The Ethiopian prime minister’s opponents fear that he’s an African Erdogan. His rhetoric and policies suggest he’s more of a liberal democrat.
Earlier this year, when Abiy Ahmed was seeking the leadership of Ethiopia’s ruling party, the Ethiopian People’s Revolutionary Democratic Front (EPRDF), he encountered stiff resistance.
At the time, much of his home region of Oromia, Ethiopia’s largest and most populous regional state, was experiencing a wave of a protests and strikes that brought the economy to a near standstill. In February, then-Prime Minister Hailemariam Desalegn resigned, and a state of emergency was declared by the federal government. Abiy, as the recently appointed chairman of the Oromo wing of the EPRDF, a multiethnic coalition, put his name forward.

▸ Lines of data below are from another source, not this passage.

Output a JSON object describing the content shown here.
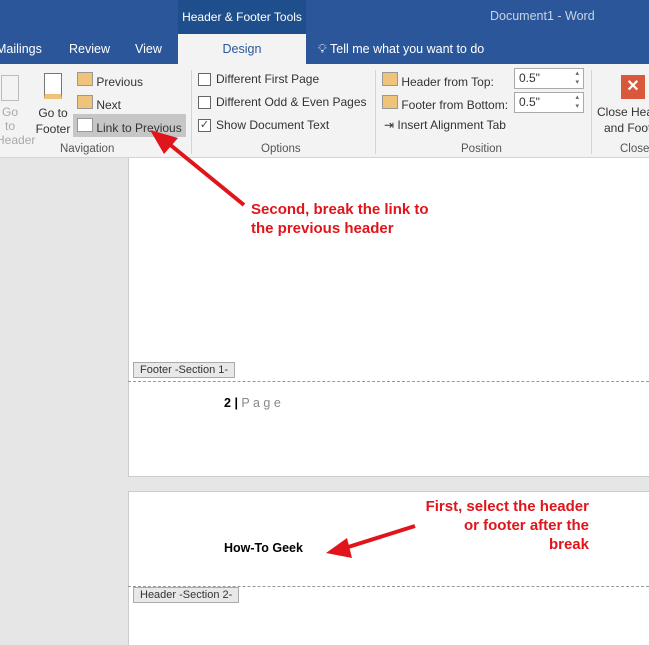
{
  "titlebar": {
    "contextual": "Header & Footer Tools",
    "document": "Document1  -  Word"
  },
  "tabs": [
    "Mailings",
    "Review",
    "View",
    "Design"
  ],
  "tell_me": "Tell me what you want to do",
  "navigation": {
    "go_to_header": [
      "Go to",
      "Header"
    ],
    "go_to_footer": [
      "Go to",
      "Footer"
    ],
    "previous": "Previous",
    "next": "Next",
    "link_to_previous": "Link to Previous",
    "label": "Navigation"
  },
  "options": {
    "different_first_page": "Different First Page",
    "different_odd_even": "Different Odd & Even Pages",
    "show_document_text": "Show Document Text",
    "label": "Options",
    "checked": {
      "different_first_page": false,
      "different_odd_even": false,
      "show_document_text": true
    }
  },
  "position": {
    "header_from_top": "Header from Top:",
    "header_value": "0.5\"",
    "footer_from_bottom": "Footer from Bottom:",
    "footer_value": "0.5\"",
    "insert_alignment_tab": "Insert Alignment Tab",
    "label": "Position"
  },
  "close": {
    "button": [
      "Close Hea",
      "and Foot"
    ],
    "label": "Close"
  },
  "document": {
    "footer_tag": "Footer -Section 1-",
    "page_number": "2",
    "page_word": "P a g e",
    "header_text": "How-To Geek",
    "header_tag": "Header -Section 2-"
  },
  "annotations": {
    "second": [
      "Second, break the link to",
      "the previous header"
    ],
    "first": [
      "First, select the header",
      "or footer after the",
      "break"
    ]
  },
  "colors": {
    "brand": "#2b579a",
    "annotation": "#e0151b"
  }
}
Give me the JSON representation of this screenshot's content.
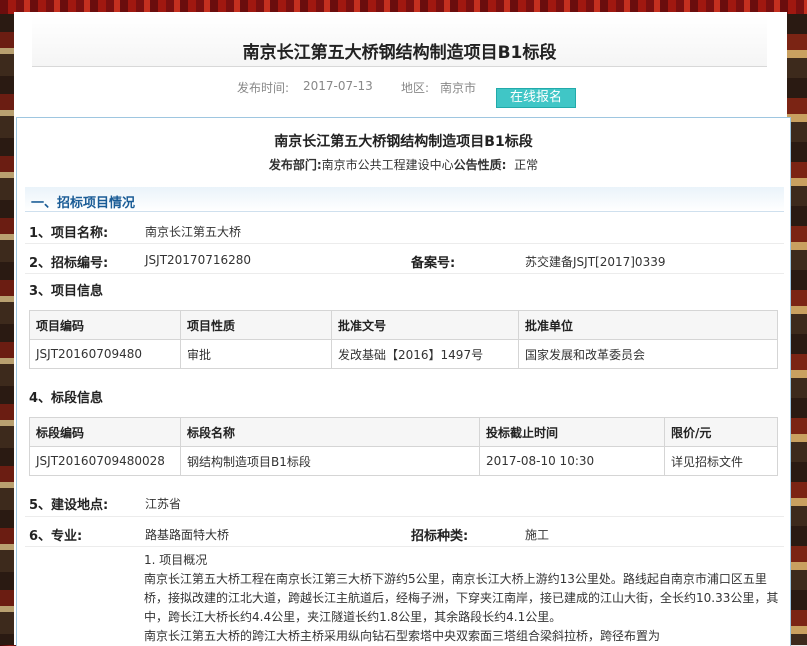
{
  "title": "南京长江第五大桥钢结构制造项目B1标段",
  "meta": {
    "date_label": "发布时间:",
    "date": "2017-07-13",
    "region_label": "地区:",
    "region": "南京市",
    "signup": "在线报名"
  },
  "content": {
    "title": "南京长江第五大桥钢结构制造项目B1标段",
    "dept_label": "发布部门:",
    "dept": "南京市公共工程建设中心",
    "nature_label": "公告性质:",
    "nature": "正常",
    "section1": "一、招标项目情况",
    "project_name_label": "1、项目名称:",
    "project_name": "南京长江第五大桥",
    "bid_no_label": "2、招标编号:",
    "bid_no": "JSJT20170716280",
    "record_label": "备案号:",
    "record": "苏交建备JSJT[2017]0339",
    "project_info_label": "3、项目信息",
    "project_table": {
      "headers": [
        "项目编码",
        "项目性质",
        "批准文号",
        "批准单位"
      ],
      "row": [
        "JSJT20160709480",
        "审批",
        "发改基础【2016】1497号",
        "国家发展和改革委员会"
      ]
    },
    "lot_info_label": "4、标段信息",
    "lot_table": {
      "headers": [
        "标段编码",
        "标段名称",
        "投标截止时间",
        "限价/元"
      ],
      "row": [
        "JSJT20160709480028",
        "钢结构制造项目B1标段",
        "2017-08-10 10:30",
        "详见招标文件"
      ]
    },
    "location_label": "5、建设地点:",
    "location": "江苏省",
    "specialty_label": "6、专业:",
    "specialty": "路基路面特大桥",
    "bid_type_label": "招标种类:",
    "bid_type": "施工",
    "desc_heading": "1. 项目概况",
    "desc_p1": "南京长江第五大桥工程在南京长江第三大桥下游约5公里，南京长江大桥上游约13公里处。路线起自南京市浦口区五里桥，接拟改建的江北大道，跨越长江主航道后，经梅子洲，下穿夹江南岸，接已建成的江山大街，全长约10.33公里，其中，跨长江大桥长约4.4公里，夹江隧道长约1.8公里，其余路段长约4.1公里。",
    "desc_p2": "南京长江第五大桥的跨江大桥主桥采用纵向钻石型索塔中央双索面三塔组合梁斜拉桥，跨径布置为"
  }
}
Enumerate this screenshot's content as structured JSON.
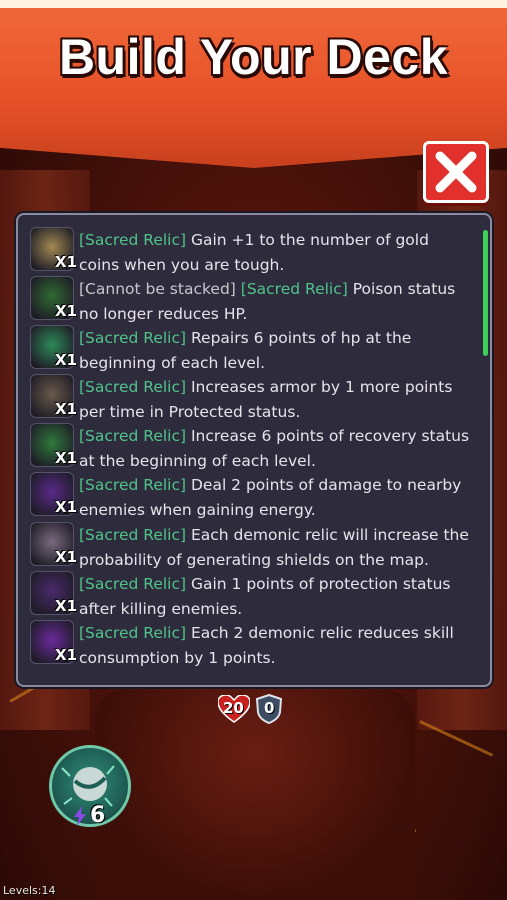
{
  "header": {
    "title": "Build Your Deck"
  },
  "relics": [
    {
      "parts": [
        {
          "text": "[Sacred Relic]",
          "kind": "tag"
        },
        {
          "text": " Gain +1 to the number of gold coins when you are tough.",
          "kind": "plain"
        }
      ],
      "count": "X1",
      "icon": "gold-pouch-icon",
      "color": "#a38a52"
    },
    {
      "parts": [
        {
          "text": "[Cannot be stacked]",
          "kind": "tag2"
        },
        {
          "text": " ",
          "kind": "plain"
        },
        {
          "text": "[Sacred Relic]",
          "kind": "tag"
        },
        {
          "text": " Poison status no longer reduces HP.",
          "kind": "plain"
        }
      ],
      "count": "X1",
      "icon": "skeleton-hand-icon",
      "color": "#2f6a32"
    },
    {
      "parts": [
        {
          "text": "[Sacred Relic]",
          "kind": "tag"
        },
        {
          "text": " Repairs 6 points of hp at the beginning of each level.",
          "kind": "plain"
        }
      ],
      "count": "X1",
      "icon": "potion-vial-icon",
      "color": "#2d8a58"
    },
    {
      "parts": [
        {
          "text": "[Sacred Relic]",
          "kind": "tag"
        },
        {
          "text": " Increases armor by 1 more points per time in Protected status.",
          "kind": "plain"
        }
      ],
      "count": "X1",
      "icon": "barrel-icon",
      "color": "#6a5a4a"
    },
    {
      "parts": [
        {
          "text": "[Sacred Relic]",
          "kind": "tag"
        },
        {
          "text": " Increase 6 points of recovery status at the beginning of each level.",
          "kind": "plain"
        }
      ],
      "count": "X1",
      "icon": "carrot-icon",
      "color": "#2f7a3c"
    },
    {
      "parts": [
        {
          "text": "[Sacred Relic]",
          "kind": "tag"
        },
        {
          "text": " Deal 2 points of damage to nearby enemies when gaining energy.",
          "kind": "plain"
        }
      ],
      "count": "X1",
      "icon": "purple-orb-icon",
      "color": "#5a2a8a"
    },
    {
      "parts": [
        {
          "text": "[Sacred Relic]",
          "kind": "tag"
        },
        {
          "text": " Each demonic relic will increase the probability of generating shields on the map.",
          "kind": "plain"
        }
      ],
      "count": "X1",
      "icon": "demonic-scroll-icon",
      "color": "#7a6a7e"
    },
    {
      "parts": [
        {
          "text": "[Sacred Relic]",
          "kind": "tag"
        },
        {
          "text": " Gain 1 points of protection status after killing enemies.",
          "kind": "plain"
        }
      ],
      "count": "X1",
      "icon": "dark-claw-icon",
      "color": "#4a2a6a"
    },
    {
      "parts": [
        {
          "text": "[Sacred Relic]",
          "kind": "tag"
        },
        {
          "text": " Each 2 demonic relic reduces skill consumption by 1 points.",
          "kind": "plain"
        }
      ],
      "count": "X1",
      "icon": "demonic-rune-icon",
      "color": "#6a2a9a"
    }
  ],
  "stats": {
    "hp": "20",
    "armor": "0"
  },
  "skill": {
    "cost": "6"
  },
  "footer": {
    "level": "Levels:14"
  }
}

He was young and popular with the demonstrators, and he echoed many of their demands, including for the release of political prisoners. But a section of the EPRDF establishment—centered in its ethnic Tigrayan wing, the Tigrayan People’s Liberation Front (TPLF)—dismissed him and his Oromo colleague Lemma Megersa as reckless populists and fought tooth and nail to obstruct his candidacy. They failed.